### WORK TASK:
An exact copy of the listing is what is needed here; write it out in full.

### DATA RECORDS:
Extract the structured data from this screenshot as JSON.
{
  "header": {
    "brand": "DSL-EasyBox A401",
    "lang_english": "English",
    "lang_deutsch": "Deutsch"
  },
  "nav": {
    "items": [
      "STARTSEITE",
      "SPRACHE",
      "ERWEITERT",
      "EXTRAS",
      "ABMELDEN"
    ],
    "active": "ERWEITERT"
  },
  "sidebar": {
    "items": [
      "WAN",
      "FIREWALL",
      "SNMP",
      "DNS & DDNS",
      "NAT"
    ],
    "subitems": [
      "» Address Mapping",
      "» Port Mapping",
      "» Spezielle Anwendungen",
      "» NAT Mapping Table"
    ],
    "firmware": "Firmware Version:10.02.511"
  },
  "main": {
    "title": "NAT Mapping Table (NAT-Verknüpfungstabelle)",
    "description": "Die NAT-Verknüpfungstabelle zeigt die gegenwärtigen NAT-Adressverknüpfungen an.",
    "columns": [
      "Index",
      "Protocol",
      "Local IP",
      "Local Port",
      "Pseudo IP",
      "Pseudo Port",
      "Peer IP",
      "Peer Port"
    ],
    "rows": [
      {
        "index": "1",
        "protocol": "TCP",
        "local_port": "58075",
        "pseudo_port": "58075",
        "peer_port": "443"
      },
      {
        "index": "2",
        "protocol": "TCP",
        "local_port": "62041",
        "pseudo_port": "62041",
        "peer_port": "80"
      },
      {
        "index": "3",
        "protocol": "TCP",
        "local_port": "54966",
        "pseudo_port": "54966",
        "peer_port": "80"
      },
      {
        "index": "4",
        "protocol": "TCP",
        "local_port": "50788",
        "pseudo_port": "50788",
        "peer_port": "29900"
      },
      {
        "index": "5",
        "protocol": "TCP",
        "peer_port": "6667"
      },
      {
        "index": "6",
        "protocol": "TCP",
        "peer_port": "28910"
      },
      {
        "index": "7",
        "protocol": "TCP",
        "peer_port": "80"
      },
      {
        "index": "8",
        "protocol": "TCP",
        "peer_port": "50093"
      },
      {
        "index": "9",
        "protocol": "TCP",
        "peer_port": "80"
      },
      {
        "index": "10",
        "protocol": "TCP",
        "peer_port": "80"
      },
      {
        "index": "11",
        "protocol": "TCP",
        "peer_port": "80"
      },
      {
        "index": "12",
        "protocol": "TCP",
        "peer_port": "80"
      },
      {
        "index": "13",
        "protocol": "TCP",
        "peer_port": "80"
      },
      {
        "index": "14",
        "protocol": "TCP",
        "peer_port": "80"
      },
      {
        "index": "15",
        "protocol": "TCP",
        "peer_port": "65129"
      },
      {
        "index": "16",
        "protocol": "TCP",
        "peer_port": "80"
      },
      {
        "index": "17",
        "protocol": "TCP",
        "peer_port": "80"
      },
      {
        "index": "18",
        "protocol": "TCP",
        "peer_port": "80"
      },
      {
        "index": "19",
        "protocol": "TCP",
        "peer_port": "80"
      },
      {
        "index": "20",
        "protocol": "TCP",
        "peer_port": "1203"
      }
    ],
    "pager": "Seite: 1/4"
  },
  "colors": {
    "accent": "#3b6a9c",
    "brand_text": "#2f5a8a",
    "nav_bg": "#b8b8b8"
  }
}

### RESPONSE AREA:
Extract the structured data from this screenshot as JSON.
{
  "header": {
    "brand": "DSL-EasyBox A401",
    "lang_english": "English",
    "lang_deutsch": "Deutsch"
  },
  "nav": {
    "items": [
      "STARTSEITE",
      "SPRACHE",
      "ERWEITERT",
      "EXTRAS",
      "ABMELDEN"
    ],
    "active": "ERWEITERT"
  },
  "sidebar": {
    "items": [
      "WAN",
      "FIREWALL",
      "SNMP",
      "DNS & DDNS",
      "NAT"
    ],
    "subitems": [
      "» Address Mapping",
      "» Port Mapping",
      "» Spezielle Anwendungen",
      "» NAT Mapping Table"
    ],
    "firmware": "Firmware Version:10.02.511"
  },
  "main": {
    "title": "NAT Mapping Table (NAT-Verknüpfungstabelle)",
    "description": "Die NAT-Verknüpfungstabelle zeigt die gegenwärtigen NAT-Adressverknüpfungen an.",
    "columns": [
      "Index",
      "Protocol",
      "Local IP",
      "Local Port",
      "Pseudo IP",
      "Pseudo Port",
      "Peer IP",
      "Peer Port"
    ],
    "rows": [
      {
        "index": "1",
        "protocol": "TCP",
        "local_port": "58075",
        "pseudo_port": "58075",
        "peer_port": "443"
      },
      {
        "index": "2",
        "protocol": "TCP",
        "local_port": "62041",
        "pseudo_port": "62041",
        "peer_port": "80"
      },
      {
        "index": "3",
        "protocol": "TCP",
        "local_port": "54966",
        "pseudo_port": "54966",
        "peer_port": "80"
      },
      {
        "index": "4",
        "protocol": "TCP",
        "local_port": "50788",
        "pseudo_port": "50788",
        "peer_port": "29900"
      },
      {
        "index": "5",
        "protocol": "TCP",
        "peer_port": "6667"
      },
      {
        "index": "6",
        "protocol": "TCP",
        "peer_port": "28910"
      },
      {
        "index": "7",
        "protocol": "TCP",
        "peer_port": "80"
      },
      {
        "index": "8",
        "protocol": "TCP",
        "peer_port": "50093"
      },
      {
        "index": "9",
        "protocol": "TCP",
        "peer_port": "80"
      },
      {
        "index": "10",
        "protocol": "TCP",
        "peer_port": "80"
      },
      {
        "index": "11",
        "protocol": "TCP",
        "peer_port": "80"
      },
      {
        "index": "12",
        "protocol": "TCP",
        "peer_port": "80"
      },
      {
        "index": "13",
        "protocol": "TCP",
        "peer_port": "80"
      },
      {
        "index": "14",
        "protocol": "TCP",
        "peer_port": "80"
      },
      {
        "index": "15",
        "protocol": "TCP",
        "peer_port": "65129"
      },
      {
        "index": "16",
        "protocol": "TCP",
        "peer_port": "80"
      },
      {
        "index": "17",
        "protocol": "TCP",
        "peer_port": "80"
      },
      {
        "index": "18",
        "protocol": "TCP",
        "peer_port": "80"
      },
      {
        "index": "19",
        "protocol": "TCP",
        "peer_port": "80"
      },
      {
        "index": "20",
        "protocol": "TCP",
        "peer_port": "1203"
      }
    ],
    "pager": "Seite: 1/4"
  },
  "colors": {
    "accent": "#3b6a9c",
    "brand_text": "#2f5a8a",
    "nav_bg": "#b8b8b8"
  }
}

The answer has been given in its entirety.